═════ DATA TO USE

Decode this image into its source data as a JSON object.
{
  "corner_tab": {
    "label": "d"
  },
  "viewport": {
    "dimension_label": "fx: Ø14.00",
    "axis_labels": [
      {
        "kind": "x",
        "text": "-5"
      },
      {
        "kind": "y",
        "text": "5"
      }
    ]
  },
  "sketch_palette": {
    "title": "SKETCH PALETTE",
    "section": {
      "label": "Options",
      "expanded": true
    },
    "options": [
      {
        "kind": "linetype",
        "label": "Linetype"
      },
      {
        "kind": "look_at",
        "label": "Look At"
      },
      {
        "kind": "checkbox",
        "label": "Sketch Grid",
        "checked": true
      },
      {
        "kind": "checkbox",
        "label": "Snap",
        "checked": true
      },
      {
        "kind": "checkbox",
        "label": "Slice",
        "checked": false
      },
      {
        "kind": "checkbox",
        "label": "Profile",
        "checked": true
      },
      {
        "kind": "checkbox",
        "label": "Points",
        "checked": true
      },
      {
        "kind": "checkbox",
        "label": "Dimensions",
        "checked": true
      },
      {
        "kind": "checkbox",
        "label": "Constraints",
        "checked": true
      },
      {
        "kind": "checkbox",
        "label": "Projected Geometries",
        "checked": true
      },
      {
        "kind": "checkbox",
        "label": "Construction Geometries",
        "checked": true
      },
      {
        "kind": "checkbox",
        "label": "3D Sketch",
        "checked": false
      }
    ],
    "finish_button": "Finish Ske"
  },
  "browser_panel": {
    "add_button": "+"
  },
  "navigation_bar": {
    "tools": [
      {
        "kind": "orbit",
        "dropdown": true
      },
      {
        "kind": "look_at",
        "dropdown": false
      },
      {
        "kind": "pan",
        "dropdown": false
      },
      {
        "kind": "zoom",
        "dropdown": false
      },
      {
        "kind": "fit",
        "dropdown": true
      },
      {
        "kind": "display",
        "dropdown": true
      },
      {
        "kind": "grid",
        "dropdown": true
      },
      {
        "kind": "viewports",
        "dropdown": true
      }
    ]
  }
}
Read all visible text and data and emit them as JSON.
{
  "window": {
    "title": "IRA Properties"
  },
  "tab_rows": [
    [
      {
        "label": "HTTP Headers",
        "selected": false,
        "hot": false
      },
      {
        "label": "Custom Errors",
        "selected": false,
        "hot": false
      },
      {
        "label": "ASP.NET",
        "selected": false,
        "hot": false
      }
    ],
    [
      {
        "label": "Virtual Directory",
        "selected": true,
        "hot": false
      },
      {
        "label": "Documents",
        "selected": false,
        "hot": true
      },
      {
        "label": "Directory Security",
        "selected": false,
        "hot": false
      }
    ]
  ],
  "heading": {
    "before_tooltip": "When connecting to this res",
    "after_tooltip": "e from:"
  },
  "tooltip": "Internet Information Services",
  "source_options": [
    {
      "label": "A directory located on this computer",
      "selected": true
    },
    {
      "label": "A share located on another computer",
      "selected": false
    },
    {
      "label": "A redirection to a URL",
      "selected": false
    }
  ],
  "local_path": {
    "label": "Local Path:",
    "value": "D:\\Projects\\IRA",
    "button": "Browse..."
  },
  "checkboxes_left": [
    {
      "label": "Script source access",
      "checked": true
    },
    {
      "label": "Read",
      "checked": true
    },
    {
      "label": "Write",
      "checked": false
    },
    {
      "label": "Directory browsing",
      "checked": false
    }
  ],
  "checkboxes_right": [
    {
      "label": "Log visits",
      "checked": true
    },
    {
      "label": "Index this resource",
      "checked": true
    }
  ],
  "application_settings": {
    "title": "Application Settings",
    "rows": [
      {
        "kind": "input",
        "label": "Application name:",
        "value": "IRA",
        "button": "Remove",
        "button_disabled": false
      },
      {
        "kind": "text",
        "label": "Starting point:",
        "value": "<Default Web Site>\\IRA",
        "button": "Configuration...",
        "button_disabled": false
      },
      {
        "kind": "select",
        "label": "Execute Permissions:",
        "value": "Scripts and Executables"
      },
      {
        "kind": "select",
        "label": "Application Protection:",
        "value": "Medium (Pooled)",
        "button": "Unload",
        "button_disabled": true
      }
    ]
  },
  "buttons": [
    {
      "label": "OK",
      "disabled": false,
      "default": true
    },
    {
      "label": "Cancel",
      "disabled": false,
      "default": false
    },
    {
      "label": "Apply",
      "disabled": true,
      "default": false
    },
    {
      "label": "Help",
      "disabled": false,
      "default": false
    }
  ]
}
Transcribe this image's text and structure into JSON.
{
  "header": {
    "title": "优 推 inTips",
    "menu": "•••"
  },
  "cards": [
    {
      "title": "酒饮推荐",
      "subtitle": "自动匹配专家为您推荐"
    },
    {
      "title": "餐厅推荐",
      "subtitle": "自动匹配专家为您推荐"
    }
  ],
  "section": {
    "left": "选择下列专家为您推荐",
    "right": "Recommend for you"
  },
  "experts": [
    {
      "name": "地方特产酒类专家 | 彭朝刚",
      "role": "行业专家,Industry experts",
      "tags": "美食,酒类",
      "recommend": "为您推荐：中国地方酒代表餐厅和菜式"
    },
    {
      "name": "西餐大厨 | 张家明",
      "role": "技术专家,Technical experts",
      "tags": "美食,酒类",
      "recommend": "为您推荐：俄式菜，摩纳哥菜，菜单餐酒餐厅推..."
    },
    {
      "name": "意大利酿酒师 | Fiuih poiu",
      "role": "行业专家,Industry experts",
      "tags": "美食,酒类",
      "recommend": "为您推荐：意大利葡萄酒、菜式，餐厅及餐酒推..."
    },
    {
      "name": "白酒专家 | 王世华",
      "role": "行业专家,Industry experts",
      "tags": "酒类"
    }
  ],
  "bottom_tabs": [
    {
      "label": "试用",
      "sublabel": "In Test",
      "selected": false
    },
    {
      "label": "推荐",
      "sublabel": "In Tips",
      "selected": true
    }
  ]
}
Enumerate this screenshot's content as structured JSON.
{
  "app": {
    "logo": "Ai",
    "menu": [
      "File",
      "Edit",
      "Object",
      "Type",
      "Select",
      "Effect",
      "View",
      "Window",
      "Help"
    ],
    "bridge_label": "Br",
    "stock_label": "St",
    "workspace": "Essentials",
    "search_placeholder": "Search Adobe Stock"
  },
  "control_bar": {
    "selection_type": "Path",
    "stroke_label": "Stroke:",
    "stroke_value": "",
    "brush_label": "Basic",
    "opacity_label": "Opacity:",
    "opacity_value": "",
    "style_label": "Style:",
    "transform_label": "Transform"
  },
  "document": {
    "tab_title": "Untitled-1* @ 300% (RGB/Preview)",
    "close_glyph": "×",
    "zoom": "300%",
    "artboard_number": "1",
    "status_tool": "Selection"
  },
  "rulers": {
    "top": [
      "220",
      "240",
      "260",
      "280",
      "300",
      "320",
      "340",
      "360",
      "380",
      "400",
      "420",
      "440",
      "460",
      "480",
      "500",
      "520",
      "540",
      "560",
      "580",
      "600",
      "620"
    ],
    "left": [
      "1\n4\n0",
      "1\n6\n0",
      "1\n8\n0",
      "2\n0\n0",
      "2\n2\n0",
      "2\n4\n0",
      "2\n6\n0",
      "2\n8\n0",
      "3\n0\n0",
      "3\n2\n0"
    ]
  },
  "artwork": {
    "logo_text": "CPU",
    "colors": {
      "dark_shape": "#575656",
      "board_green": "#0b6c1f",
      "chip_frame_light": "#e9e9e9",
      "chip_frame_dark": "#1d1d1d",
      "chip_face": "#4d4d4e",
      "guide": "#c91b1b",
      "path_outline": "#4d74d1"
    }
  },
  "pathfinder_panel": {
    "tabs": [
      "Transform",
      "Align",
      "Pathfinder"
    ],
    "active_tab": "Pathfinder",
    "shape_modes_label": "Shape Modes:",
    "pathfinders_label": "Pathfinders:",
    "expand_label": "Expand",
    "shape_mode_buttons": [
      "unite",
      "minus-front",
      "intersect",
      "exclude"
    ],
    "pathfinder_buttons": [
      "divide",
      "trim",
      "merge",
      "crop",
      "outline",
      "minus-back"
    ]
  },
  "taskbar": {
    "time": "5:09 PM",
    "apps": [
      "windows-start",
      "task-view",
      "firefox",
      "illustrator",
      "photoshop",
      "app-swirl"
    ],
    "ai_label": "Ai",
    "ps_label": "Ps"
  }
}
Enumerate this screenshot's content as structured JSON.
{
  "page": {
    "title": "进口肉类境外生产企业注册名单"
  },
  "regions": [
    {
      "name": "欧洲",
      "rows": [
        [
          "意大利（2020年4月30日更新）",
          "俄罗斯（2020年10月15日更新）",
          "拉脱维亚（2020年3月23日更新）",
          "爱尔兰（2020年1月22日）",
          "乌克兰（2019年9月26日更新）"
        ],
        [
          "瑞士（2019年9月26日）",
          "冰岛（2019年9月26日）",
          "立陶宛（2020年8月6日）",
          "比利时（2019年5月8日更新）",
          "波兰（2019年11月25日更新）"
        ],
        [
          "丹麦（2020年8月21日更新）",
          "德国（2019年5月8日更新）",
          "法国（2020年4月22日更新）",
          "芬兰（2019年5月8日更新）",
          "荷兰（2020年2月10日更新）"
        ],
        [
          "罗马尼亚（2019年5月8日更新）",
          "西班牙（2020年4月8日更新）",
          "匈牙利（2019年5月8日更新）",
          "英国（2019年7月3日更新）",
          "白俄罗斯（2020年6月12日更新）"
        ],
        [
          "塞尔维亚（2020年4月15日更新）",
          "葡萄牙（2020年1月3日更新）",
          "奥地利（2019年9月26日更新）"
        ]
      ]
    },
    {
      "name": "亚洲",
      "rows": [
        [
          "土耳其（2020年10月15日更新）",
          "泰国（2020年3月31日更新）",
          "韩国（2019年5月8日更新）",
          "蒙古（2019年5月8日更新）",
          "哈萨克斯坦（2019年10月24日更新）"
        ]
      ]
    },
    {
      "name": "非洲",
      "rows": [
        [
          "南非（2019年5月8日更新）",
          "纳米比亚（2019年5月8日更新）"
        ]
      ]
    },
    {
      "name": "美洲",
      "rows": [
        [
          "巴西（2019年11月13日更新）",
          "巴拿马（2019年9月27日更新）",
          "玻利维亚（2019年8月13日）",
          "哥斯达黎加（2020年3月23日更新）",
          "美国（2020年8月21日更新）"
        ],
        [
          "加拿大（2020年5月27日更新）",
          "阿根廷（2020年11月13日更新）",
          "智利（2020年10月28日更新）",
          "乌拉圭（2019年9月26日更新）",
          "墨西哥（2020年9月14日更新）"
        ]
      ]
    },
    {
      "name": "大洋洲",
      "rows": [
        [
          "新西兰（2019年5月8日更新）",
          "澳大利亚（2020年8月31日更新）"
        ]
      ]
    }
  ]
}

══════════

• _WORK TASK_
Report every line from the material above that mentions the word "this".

• _RESPONSE TO THE TASK_
Decode this image into its source data as a JSON object.
    "before_tooltip": "When connecting to this res",
      "label": "A directory located on this computer",
      "label": "Index this resource",
Transcribe this image's text and structure into JSON.
Enumerate this screenshot's content as structured JSON.
Enumerate this screenshot's content as structured JSON.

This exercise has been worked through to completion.